===== Available data

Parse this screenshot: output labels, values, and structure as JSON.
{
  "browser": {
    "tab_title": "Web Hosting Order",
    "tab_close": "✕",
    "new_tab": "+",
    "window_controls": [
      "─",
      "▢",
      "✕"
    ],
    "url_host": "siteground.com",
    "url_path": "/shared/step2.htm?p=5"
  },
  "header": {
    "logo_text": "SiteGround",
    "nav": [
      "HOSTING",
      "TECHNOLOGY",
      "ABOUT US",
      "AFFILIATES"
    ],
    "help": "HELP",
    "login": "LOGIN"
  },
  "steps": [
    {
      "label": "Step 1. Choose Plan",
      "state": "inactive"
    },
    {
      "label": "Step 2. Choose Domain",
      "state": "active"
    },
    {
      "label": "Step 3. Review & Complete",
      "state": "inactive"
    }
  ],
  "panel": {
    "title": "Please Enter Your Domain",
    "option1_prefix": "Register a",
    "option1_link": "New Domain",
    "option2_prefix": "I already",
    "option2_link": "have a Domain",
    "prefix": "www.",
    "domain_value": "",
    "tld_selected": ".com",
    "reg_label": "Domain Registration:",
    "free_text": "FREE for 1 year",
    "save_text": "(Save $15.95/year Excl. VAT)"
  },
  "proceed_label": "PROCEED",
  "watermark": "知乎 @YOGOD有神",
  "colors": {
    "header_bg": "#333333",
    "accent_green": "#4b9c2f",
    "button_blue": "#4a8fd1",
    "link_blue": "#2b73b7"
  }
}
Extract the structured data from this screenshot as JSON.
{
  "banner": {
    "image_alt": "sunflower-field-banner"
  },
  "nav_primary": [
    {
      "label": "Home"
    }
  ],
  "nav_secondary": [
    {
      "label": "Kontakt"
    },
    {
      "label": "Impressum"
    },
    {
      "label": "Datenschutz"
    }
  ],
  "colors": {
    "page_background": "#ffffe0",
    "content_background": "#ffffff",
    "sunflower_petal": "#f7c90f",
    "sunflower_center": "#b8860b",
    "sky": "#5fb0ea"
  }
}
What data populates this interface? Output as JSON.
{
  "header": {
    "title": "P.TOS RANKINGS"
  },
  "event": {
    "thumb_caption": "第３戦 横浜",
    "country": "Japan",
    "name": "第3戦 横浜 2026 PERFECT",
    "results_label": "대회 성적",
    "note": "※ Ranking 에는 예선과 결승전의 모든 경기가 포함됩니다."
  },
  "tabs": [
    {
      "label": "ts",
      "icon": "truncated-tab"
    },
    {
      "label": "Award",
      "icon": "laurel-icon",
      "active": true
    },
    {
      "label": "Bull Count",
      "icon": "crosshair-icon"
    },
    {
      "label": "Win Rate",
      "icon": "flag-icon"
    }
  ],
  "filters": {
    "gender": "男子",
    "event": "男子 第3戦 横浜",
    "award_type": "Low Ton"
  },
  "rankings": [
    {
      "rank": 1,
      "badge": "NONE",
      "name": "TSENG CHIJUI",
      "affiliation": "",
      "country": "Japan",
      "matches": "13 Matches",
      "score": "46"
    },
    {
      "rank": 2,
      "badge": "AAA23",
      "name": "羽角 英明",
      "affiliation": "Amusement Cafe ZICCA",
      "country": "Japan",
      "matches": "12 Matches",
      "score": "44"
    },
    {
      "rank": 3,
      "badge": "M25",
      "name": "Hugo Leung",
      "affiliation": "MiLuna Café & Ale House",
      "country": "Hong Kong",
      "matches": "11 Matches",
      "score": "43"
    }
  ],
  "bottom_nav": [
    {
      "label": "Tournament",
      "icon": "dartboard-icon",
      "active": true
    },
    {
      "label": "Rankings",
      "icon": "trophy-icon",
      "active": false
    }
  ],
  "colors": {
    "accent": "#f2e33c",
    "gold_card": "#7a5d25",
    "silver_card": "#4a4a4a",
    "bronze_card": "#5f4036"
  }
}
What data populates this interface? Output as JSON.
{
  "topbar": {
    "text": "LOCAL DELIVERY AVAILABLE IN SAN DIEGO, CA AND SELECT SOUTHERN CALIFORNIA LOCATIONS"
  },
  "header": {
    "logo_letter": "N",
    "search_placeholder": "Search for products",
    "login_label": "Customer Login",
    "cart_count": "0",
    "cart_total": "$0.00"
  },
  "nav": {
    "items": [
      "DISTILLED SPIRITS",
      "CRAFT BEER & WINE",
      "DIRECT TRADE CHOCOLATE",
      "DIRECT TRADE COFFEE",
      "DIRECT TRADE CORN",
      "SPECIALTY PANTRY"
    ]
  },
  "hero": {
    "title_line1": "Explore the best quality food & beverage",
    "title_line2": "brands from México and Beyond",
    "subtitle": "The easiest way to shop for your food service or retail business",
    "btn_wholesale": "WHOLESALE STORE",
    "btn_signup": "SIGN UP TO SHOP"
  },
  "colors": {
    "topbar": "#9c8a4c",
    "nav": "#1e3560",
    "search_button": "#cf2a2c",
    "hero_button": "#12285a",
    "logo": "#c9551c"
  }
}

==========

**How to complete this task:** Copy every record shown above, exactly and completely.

**Response to this exercise:**
Parse this screenshot: output labels, values, and structure as JSON.
{
  "browser": {
    "tab_title": "Web Hosting Order",
    "tab_close": "✕",
    "new_tab": "+",
    "window_controls": [
      "─",
      "▢",
      "✕"
    ],
    "url_host": "siteground.com",
    "url_path": "/shared/step2.htm?p=5"
  },
  "header": {
    "logo_text": "SiteGround",
    "nav": [
      "HOSTING",
      "TECHNOLOGY",
      "ABOUT US",
      "AFFILIATES"
    ],
    "help": "HELP",
    "login": "LOGIN"
  },
  "steps": [
    {
      "label": "Step 1. Choose Plan",
      "state": "inactive"
    },
    {
      "label": "Step 2. Choose Domain",
      "state": "active"
    },
    {
      "label": "Step 3. Review & Complete",
      "state": "inactive"
    }
  ],
  "panel": {
    "title": "Please Enter Your Domain",
    "option1_prefix": "Register a",
    "option1_link": "New Domain",
    "option2_prefix": "I already",
    "option2_link": "have a Domain",
    "prefix": "www.",
    "domain_value": "",
    "tld_selected": ".com",
    "reg_label": "Domain Registration:",
    "free_text": "FREE for 1 year",
    "save_text": "(Save $15.95/year Excl. VAT)"
  },
  "proceed_label": "PROCEED",
  "watermark": "知乎 @YOGOD有神",
  "colors": {
    "header_bg": "#333333",
    "accent_green": "#4b9c2f",
    "button_blue": "#4a8fd1",
    "link_blue": "#2b73b7"
  }
}
Extract the structured data from this screenshot as JSON.
{
  "banner": {
    "image_alt": "sunflower-field-banner"
  },
  "nav_primary": [
    {
      "label": "Home"
    }
  ],
  "nav_secondary": [
    {
      "label": "Kontakt"
    },
    {
      "label": "Impressum"
    },
    {
      "label": "Datenschutz"
    }
  ],
  "colors": {
    "page_background": "#ffffe0",
    "content_background": "#ffffff",
    "sunflower_petal": "#f7c90f",
    "sunflower_center": "#b8860b",
    "sky": "#5fb0ea"
  }
}
What data populates this interface? Output as JSON.
{
  "header": {
    "title": "P.TOS RANKINGS"
  },
  "event": {
    "thumb_caption": "第３戦 横浜",
    "country": "Japan",
    "name": "第3戦 横浜 2026 PERFECT",
    "results_label": "대회 성적",
    "note": "※ Ranking 에는 예선과 결승전의 모든 경기가 포함됩니다."
  },
  "tabs": [
    {
      "label": "ts",
      "icon": "truncated-tab"
    },
    {
      "label": "Award",
      "icon": "laurel-icon",
      "active": true
    },
    {
      "label": "Bull Count",
      "icon": "crosshair-icon"
    },
    {
      "label": "Win Rate",
      "icon": "flag-icon"
    }
  ],
  "filters": {
    "gender": "男子",
    "event": "男子 第3戦 横浜",
    "award_type": "Low Ton"
  },
  "rankings": [
    {
      "rank": 1,
      "badge": "NONE",
      "name": "TSENG CHIJUI",
      "affiliation": "",
      "country": "Japan",
      "matches": "13 Matches",
      "score": "46"
    },
    {
      "rank": 2,
      "badge": "AAA23",
      "name": "羽角 英明",
      "affiliation": "Amusement Cafe ZICCA",
      "country": "Japan",
      "matches": "12 Matches",
      "score": "44"
    },
    {
      "rank": 3,
      "badge": "M25",
      "name": "Hugo Leung",
      "affiliation": "MiLuna Café & Ale House",
      "country": "Hong Kong",
      "matches": "11 Matches",
      "score": "43"
    }
  ],
  "bottom_nav": [
    {
      "label": "Tournament",
      "icon": "dartboard-icon",
      "active": true
    },
    {
      "label": "Rankings",
      "icon": "trophy-icon",
      "active": false
    }
  ],
  "colors": {
    "accent": "#f2e33c",
    "gold_card": "#7a5d25",
    "silver_card": "#4a4a4a",
    "bronze_card": "#5f4036"
  }
}
What data populates this interface? Output as JSON.
{
  "topbar": {
    "text": "LOCAL DELIVERY AVAILABLE IN SAN DIEGO, CA AND SELECT SOUTHERN CALIFORNIA LOCATIONS"
  },
  "header": {
    "logo_letter": "N",
    "search_placeholder": "Search for products",
    "login_label": "Customer Login",
    "cart_count": "0",
    "cart_total": "$0.00"
  },
  "nav": {
    "items": [
      "DISTILLED SPIRITS",
      "CRAFT BEER & WINE",
      "DIRECT TRADE CHOCOLATE",
      "DIRECT TRADE COFFEE",
      "DIRECT TRADE CORN",
      "SPECIALTY PANTRY"
    ]
  },
  "hero": {
    "title_line1": "Explore the best quality food & beverage",
    "title_line2": "brands from México and Beyond",
    "subtitle": "The easiest way to shop for your food service or retail business",
    "btn_wholesale": "WHOLESALE STORE",
    "btn_signup": "SIGN UP TO SHOP"
  },
  "colors": {
    "topbar": "#9c8a4c",
    "nav": "#1e3560",
    "search_button": "#cf2a2c",
    "hero_button": "#12285a",
    "logo": "#c9551c"
  }
}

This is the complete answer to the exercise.